* Stored data
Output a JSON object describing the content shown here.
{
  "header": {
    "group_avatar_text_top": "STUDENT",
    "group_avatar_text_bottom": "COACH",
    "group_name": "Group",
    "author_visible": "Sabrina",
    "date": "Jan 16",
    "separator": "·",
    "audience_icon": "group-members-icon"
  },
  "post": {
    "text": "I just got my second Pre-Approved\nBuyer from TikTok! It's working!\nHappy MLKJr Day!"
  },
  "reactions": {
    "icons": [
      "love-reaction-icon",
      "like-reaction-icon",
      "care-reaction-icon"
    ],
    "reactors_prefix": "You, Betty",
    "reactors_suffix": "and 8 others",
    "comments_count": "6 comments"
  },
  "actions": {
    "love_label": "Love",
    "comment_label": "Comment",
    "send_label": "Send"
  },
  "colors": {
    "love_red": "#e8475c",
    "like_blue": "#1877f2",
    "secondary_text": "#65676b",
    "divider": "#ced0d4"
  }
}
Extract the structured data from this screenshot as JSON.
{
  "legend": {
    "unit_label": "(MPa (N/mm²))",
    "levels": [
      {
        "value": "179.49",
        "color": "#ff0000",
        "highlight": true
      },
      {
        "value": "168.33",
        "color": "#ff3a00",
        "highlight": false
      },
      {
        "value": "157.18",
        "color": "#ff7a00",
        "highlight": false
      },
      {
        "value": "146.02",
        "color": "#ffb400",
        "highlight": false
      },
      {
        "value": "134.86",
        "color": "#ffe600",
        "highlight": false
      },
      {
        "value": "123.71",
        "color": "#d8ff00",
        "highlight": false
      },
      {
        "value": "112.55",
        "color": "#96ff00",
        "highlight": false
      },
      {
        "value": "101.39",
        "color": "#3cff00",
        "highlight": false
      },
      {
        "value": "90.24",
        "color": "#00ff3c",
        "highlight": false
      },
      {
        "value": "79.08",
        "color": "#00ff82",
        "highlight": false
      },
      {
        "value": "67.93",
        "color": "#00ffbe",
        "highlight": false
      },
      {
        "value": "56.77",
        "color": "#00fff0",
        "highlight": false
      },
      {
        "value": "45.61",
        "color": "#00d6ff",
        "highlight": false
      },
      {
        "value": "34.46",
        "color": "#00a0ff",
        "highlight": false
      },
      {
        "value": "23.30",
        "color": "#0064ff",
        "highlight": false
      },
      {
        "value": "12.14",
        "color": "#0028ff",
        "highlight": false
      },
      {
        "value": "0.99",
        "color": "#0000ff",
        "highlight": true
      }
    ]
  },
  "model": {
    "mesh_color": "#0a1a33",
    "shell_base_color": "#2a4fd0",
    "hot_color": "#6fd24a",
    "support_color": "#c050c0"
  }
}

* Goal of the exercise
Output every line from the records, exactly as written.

* Exercise result
Output a JSON object describing the content shown here.
{
  "header": {
    "group_avatar_text_top": "STUDENT",
    "group_avatar_text_bottom": "COACH",
    "group_name": "Group",
    "author_visible": "Sabrina",
    "date": "Jan 16",
    "separator": "·",
    "audience_icon": "group-members-icon"
  },
  "post": {
    "text": "I just got my second Pre-Approved\nBuyer from TikTok! It's working!\nHappy MLKJr Day!"
  },
  "reactions": {
    "icons": [
      "love-reaction-icon",
      "like-reaction-icon",
      "care-reaction-icon"
    ],
    "reactors_prefix": "You, Betty",
    "reactors_suffix": "and 8 others",
    "comments_count": "6 comments"
  },
  "actions": {
    "love_label": "Love",
    "comment_label": "Comment",
    "send_label": "Send"
  },
  "colors": {
    "love_red": "#e8475c",
    "like_blue": "#1877f2",
    "secondary_text": "#65676b",
    "divider": "#ced0d4"
  }
}
Extract the structured data from this screenshot as JSON.
{
  "legend": {
    "unit_label": "(MPa (N/mm²))",
    "levels": [
      {
        "value": "179.49",
        "color": "#ff0000",
        "highlight": true
      },
      {
        "value": "168.33",
        "color": "#ff3a00",
        "highlight": false
      },
      {
        "value": "157.18",
        "color": "#ff7a00",
        "highlight": false
      },
      {
        "value": "146.02",
        "color": "#ffb400",
        "highlight": false
      },
      {
        "value": "134.86",
        "color": "#ffe600",
        "highlight": false
      },
      {
        "value": "123.71",
        "color": "#d8ff00",
        "highlight": false
      },
      {
        "value": "112.55",
        "color": "#96ff00",
        "highlight": false
      },
      {
        "value": "101.39",
        "color": "#3cff00",
        "highlight": false
      },
      {
        "value": "90.24",
        "color": "#00ff3c",
        "highlight": false
      },
      {
        "value": "79.08",
        "color": "#00ff82",
        "highlight": false
      },
      {
        "value": "67.93",
        "color": "#00ffbe",
        "highlight": false
      },
      {
        "value": "56.77",
        "color": "#00fff0",
        "highlight": false
      },
      {
        "value": "45.61",
        "color": "#00d6ff",
        "highlight": false
      },
      {
        "value": "34.46",
        "color": "#00a0ff",
        "highlight": false
      },
      {
        "value": "23.30",
        "color": "#0064ff",
        "highlight": false
      },
      {
        "value": "12.14",
        "color": "#0028ff",
        "highlight": false
      },
      {
        "value": "0.99",
        "color": "#0000ff",
        "highlight": true
      }
    ]
  },
  "model": {
    "mesh_color": "#0a1a33",
    "shell_base_color": "#2a4fd0",
    "hot_color": "#6fd24a",
    "support_color": "#c050c0"
  }
}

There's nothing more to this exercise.